= a nominal point on the SURFACE in local coordinates | |
Then: | |
is the predicted normal orientation | |
is the view vector from the camera to the point on the SURFACE | |
Test: | |
if , then the SURFACE is back-facing | |
For curved SURFACEs, we test the normal at each point on the boundary. By the segmentation assumptions (Chapter 3), the surface varies smoothly within the boundaries, so if all points on the boundary and the nominal central point are back-facing, then the interior of the surface almost always is as well.
A problem occurs with the combination of nearly tangential SURFACEs and parameter misestimation. Here, SURFACEs predicted as visible may not always be so, and vice versa. This case can be detected, by detecting surface normals oriented nearly perpendicular to the line of sight at the surface boundary. If a SURFACE is determined to be tangential, hypothesis construction does not require image evidence for it.
Classifying the visibility of curved SURFACEs follows this logic: If a substantial portion of a curved SURFACE is front-facing, then call it "front-facing". If it is not "front-facing" and a substantial portion of the SURFACE is tangential, then call it "tangential". Otherwise, call it "back-facing". The ideal form of this test is:
Let: | |
T = set of points whose surface normals are nearly perpendicular to the three dimensional line of sight (i.e. the tangential points) | |

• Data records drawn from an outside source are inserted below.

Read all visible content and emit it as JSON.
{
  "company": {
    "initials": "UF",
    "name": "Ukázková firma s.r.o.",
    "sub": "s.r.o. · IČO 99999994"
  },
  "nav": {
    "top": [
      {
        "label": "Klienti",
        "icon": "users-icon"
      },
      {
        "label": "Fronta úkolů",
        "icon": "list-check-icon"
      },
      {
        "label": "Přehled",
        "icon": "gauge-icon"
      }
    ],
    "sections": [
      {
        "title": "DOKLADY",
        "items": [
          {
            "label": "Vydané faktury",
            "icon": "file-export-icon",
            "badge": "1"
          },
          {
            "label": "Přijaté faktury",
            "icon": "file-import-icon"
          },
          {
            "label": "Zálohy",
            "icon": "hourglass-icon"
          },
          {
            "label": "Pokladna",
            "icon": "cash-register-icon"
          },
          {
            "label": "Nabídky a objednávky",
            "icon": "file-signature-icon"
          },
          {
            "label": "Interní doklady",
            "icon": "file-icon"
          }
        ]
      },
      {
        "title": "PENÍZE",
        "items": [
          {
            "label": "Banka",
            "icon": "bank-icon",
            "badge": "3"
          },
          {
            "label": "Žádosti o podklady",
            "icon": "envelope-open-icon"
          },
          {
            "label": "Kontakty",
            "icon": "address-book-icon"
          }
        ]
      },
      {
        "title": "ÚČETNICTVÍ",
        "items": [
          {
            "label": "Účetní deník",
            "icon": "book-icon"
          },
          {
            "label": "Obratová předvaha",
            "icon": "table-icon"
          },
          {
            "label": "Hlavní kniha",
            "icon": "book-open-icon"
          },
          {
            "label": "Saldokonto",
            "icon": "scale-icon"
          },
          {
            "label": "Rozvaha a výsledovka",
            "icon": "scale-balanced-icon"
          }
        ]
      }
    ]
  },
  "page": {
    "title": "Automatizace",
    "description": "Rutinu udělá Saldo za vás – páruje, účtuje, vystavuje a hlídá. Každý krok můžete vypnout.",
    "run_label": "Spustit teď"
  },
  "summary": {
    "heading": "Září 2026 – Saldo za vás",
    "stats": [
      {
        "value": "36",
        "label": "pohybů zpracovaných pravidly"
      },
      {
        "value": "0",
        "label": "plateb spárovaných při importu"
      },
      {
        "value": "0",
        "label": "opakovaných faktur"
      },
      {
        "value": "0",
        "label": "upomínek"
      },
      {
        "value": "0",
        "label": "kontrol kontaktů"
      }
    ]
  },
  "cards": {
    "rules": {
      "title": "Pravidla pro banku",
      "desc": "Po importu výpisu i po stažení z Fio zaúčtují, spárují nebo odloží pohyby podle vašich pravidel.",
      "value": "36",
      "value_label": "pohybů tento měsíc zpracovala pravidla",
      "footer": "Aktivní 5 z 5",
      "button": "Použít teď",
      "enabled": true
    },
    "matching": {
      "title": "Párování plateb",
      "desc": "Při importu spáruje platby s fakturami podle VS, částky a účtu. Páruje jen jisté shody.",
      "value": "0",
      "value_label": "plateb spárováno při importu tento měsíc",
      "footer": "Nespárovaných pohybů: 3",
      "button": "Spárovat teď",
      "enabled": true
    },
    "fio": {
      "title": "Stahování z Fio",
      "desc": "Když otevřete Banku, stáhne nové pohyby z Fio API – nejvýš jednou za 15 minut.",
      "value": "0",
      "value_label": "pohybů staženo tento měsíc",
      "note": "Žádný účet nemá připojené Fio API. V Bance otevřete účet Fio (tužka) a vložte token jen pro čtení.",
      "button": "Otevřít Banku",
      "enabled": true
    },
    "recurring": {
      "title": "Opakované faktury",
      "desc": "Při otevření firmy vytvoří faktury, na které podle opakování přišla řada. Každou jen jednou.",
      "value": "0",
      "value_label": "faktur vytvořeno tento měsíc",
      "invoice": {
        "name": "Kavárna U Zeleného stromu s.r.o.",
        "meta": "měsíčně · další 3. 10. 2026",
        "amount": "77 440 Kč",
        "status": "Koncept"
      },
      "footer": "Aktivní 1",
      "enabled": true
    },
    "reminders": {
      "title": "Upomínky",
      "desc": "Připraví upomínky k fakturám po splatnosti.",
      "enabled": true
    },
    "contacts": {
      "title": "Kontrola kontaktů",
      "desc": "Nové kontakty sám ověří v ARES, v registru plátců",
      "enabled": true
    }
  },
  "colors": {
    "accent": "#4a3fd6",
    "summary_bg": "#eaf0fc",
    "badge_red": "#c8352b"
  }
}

F = set of points whose surface normals face the viewer, but are not in T (i.e. the front-facing points) | |
B = set of points whose surface normals face away from the viewer, but are not in T (i.e. the back-facing points) | |
Then: | |
If empty(F) and empty(T), then back-facing (i.e. never seen) | |
If empty(F) and not(empty(T)), then tangential (i.e. possibly seen) | |
If not(empty(F)), then front-facing (i.e. always seen) | |
Because of parameter estimation errors, some compromises in the above ideal algorithm are made:
The algorithm to classify individual vectors is:
Let: | ||
be the line of sight to point | ||
be the predicted surface normal vector at | ||
Then: | ||
if , then B | () | |
if , then F | ||
T otherwise | ||
The classification of the whole SURFACE is obtained by: | ||
Let: | ||
= size(B) | ||
= size(F) | ||
= size(T) | ||
Then: | ||
if , then front-facing () | ||
else if , then tangential () | ||
else back-facing | ||
When this classification was applied to the objects with their estimated
reference frames in the test image, surface visibility was correctly deduced.
The results are shown in Table 9.11.
Object | SURFACE Visibility | |
---|---|---|
robbody | front-facing = {robbodyside(1)} | |
tangential = {robbodyside(2)} | *1 | |
robshldbd | front-facing = {robshldend,robshould2} | |
tangential = {robshould1} | *1 | |
robshldsobj | front-facing = {robshoulds(1)} | |
tangential = {robshoulds(2)} | *1 | |
upperarm | front-facing = {uside(2),uends,uedgel(1)} | |
back-facing = {uside(1),uendb,uedgel(2)} | ||
tangential = {uedges(1),uedges(2)} | ||
lowerarm | front-facing = {lsideb,ledgea,lendb} | |
back-facing = {lsidea,ledgeb} | ||
trashcan | front-facing = {tcanoutf(1),tcaninf(1), | |
tcanbot(1)} | ||
back-facing = {tcanbot(2)} | ||
tangential = {tcanoutf(2),tcaninf(2)} | *1 |